> > Hi,
> > I am trying to package axmail for Fedora. It's released under
> > GPLv2+, but in the sources  there is file with the following
> > text:
> > /* * Copyright (c) 1980 Regents of the University of California. *
> > All rights reserved. * * Redistribution and use in source and
> > binary forms are permitted * provided that this notice is preserved
> > and that due credit is given * to the University of California at
> > Berkeley. The name of the University * may not be used to endorse
> > or promote products derived from this * software without specific
> > prior written permission. This software * is provided ``as is''
> > without express or implied warranty. */
> It seems a BSD Three Clause Variant even if referential year (1980) is
> too distant.
> Clarify with upstream.
The code was taken from the mailx-5.3b. I can confirm the text is there,
I mirrored the source for reference at . Currently there is no
more info regarding this from the axmail upstream. I also opened
ticket for bundling exception . Any ideas about the license?
I believe this is one of the oldest forms of the BSD license,
predating the versions that became known as the 4-clause and 3-clause
BSD license. Note that it differs from the old BSD license appearing
is said to date from 1988 in 4.3BSD-Tahoe.

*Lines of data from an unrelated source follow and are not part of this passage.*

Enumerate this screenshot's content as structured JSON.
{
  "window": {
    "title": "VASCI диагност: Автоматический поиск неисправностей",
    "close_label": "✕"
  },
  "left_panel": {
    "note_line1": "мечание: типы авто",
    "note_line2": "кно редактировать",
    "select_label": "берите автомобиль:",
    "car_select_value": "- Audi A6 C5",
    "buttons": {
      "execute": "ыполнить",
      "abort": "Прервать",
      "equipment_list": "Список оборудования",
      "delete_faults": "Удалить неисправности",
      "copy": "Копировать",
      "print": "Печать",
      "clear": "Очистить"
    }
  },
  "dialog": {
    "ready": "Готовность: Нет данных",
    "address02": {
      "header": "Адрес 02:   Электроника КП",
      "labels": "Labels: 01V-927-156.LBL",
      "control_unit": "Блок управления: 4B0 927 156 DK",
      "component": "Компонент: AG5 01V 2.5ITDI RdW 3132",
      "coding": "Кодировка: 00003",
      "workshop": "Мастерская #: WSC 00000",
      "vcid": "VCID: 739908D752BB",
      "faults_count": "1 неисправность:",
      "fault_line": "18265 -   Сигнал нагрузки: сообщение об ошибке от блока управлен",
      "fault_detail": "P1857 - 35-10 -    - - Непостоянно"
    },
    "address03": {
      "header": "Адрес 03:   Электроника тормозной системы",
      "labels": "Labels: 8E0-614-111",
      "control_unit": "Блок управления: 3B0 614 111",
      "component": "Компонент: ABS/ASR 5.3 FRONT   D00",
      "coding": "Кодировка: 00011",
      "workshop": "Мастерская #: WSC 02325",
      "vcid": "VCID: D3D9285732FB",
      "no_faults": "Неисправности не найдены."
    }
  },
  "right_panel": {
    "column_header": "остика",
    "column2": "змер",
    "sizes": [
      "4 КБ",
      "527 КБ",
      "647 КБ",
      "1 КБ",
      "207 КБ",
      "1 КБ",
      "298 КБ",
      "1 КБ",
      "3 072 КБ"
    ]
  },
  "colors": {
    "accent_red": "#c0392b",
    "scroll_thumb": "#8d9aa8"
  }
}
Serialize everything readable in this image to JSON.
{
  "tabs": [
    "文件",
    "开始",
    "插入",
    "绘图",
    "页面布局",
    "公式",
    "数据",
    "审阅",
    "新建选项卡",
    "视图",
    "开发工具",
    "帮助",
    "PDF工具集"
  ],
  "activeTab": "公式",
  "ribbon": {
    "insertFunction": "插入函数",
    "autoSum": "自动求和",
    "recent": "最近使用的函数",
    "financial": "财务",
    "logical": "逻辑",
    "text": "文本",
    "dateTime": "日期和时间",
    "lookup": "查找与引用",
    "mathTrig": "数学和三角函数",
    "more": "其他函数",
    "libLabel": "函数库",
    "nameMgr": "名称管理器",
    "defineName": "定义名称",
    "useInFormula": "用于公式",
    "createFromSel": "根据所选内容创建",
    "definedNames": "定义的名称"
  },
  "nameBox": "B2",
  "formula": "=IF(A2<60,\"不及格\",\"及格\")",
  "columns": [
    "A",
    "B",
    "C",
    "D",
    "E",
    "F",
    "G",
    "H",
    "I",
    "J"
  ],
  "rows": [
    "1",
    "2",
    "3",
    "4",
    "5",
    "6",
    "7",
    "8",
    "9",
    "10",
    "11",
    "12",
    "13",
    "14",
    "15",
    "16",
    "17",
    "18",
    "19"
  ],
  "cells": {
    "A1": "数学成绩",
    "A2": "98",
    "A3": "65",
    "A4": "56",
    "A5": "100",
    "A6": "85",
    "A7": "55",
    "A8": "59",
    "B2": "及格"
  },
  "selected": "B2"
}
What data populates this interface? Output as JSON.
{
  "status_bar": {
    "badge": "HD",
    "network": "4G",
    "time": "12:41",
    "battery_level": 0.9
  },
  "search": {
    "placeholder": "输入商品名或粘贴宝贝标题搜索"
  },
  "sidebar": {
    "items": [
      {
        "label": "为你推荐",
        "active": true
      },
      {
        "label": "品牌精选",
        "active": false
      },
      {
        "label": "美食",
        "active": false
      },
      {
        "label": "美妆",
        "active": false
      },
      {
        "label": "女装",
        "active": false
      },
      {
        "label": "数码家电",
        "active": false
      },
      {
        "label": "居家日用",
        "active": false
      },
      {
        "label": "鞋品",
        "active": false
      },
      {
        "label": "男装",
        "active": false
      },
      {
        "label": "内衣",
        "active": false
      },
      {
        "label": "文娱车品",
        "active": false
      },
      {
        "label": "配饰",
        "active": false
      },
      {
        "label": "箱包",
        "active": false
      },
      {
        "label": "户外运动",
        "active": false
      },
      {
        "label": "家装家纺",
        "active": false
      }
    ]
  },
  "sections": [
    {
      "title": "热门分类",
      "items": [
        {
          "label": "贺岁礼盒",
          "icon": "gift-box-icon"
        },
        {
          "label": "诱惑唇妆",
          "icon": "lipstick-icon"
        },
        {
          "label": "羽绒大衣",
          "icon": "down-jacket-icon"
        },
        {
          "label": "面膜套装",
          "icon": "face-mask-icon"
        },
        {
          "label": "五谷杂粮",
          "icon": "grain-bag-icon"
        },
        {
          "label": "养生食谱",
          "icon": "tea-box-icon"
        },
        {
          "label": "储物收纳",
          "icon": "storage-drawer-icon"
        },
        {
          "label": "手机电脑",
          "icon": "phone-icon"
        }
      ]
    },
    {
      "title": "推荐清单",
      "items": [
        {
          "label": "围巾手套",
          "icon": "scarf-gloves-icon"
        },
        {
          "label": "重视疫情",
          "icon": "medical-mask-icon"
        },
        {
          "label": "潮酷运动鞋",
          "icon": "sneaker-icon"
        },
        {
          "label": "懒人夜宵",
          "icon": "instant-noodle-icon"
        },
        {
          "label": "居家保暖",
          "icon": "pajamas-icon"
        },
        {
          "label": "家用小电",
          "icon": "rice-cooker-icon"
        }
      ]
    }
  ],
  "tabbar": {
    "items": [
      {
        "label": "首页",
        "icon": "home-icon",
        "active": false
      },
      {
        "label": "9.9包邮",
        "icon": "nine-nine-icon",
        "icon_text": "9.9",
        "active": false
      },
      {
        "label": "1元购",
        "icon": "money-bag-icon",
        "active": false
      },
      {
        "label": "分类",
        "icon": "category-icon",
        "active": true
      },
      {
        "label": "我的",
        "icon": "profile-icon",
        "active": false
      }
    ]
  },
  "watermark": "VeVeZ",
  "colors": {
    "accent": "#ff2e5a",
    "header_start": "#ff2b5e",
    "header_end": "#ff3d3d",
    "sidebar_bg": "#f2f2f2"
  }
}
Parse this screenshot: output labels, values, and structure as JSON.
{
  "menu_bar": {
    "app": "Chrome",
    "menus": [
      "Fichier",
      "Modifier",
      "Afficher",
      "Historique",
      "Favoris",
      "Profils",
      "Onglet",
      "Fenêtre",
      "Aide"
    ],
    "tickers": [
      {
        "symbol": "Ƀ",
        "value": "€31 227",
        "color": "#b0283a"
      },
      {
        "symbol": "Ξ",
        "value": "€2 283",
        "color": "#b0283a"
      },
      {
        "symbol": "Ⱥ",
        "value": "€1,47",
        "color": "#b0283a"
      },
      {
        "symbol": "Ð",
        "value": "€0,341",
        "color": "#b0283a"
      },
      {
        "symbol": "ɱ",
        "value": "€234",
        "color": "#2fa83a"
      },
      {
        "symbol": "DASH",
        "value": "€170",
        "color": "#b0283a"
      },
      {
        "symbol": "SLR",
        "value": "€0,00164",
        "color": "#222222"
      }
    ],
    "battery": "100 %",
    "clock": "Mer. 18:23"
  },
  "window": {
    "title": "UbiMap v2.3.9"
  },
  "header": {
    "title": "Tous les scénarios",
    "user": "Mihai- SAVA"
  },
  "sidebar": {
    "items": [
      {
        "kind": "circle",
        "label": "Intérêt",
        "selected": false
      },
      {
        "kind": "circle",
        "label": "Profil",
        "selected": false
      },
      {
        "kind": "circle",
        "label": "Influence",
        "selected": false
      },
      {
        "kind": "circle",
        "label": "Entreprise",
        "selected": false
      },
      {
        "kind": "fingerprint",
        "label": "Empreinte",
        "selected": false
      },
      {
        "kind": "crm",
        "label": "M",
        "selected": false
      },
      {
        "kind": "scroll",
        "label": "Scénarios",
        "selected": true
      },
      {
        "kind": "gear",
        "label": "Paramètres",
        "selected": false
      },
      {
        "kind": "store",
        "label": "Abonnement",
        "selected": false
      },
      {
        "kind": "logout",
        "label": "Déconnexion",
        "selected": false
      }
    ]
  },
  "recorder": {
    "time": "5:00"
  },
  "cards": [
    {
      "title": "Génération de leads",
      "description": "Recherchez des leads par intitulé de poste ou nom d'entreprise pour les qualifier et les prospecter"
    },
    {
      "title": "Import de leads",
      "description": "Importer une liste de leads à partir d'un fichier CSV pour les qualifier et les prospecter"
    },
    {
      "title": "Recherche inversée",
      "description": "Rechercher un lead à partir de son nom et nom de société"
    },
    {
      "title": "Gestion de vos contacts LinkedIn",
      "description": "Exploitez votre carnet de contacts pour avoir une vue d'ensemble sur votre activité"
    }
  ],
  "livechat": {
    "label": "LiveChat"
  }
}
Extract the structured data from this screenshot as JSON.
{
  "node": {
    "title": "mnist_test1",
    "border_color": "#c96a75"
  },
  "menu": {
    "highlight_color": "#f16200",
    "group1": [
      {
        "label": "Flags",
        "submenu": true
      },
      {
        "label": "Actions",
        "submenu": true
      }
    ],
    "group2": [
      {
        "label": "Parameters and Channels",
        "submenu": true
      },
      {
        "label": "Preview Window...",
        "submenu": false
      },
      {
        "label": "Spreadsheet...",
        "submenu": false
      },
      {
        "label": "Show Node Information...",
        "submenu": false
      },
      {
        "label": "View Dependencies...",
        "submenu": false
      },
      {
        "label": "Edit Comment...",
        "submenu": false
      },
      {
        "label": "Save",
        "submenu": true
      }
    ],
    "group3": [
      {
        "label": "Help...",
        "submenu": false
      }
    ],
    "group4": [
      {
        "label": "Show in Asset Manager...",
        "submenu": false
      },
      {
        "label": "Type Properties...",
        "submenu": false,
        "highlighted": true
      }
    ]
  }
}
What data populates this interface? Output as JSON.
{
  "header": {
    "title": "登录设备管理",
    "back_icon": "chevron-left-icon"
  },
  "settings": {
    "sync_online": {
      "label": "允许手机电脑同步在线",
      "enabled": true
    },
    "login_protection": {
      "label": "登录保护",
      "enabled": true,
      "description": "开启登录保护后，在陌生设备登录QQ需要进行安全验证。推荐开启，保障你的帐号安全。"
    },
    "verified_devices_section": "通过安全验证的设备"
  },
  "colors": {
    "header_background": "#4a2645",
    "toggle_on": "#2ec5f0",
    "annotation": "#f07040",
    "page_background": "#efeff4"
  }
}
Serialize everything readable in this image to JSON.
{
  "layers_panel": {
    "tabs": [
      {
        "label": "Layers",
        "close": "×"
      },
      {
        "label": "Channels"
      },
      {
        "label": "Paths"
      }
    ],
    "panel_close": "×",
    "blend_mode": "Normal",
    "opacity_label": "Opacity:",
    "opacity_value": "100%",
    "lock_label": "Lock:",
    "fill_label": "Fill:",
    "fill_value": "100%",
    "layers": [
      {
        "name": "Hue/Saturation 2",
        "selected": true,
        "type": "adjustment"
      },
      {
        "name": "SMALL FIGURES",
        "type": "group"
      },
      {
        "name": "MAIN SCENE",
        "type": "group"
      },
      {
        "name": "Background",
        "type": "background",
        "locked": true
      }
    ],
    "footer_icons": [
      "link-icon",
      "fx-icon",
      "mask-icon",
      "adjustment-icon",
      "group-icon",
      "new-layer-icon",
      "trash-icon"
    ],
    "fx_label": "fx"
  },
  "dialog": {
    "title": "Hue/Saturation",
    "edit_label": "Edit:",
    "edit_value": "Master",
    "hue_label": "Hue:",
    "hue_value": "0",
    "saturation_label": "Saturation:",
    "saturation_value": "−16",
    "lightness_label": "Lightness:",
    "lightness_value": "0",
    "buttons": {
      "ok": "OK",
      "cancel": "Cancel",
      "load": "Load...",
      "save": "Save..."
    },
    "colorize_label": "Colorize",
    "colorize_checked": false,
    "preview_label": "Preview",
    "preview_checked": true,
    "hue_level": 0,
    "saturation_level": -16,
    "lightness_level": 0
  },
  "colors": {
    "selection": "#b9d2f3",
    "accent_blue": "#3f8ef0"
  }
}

This license here might be
slightly older or slightly less old (I do not think it can be from
1980 despite the year in the copyright notice).
There's an argument that it's not a free software license (therefore
not acceptable for Fedora) because it merely grants rights of
'redistribution' and 'use' and does not say, as the later versions of
the BSD license do, 'with or without modification'.
However, I think it's reasonable to assume that the 'with or without
modification' was intended, and that the later inclusion of 'with or
without modification' was an effort to clarify that intent. The age of
the license is relevant here (cf. the leniency with which we've
treated some of the old licenses in TeXLive).
So I think this should be classified as a free, GPL-compatible
license. I don't think the request for 'due credit' raises a GPL
compatibility concern (I don't think it can be said that the
'deletion' of the advertising clause by Berkeley has any relevance to
this proto-BSD license).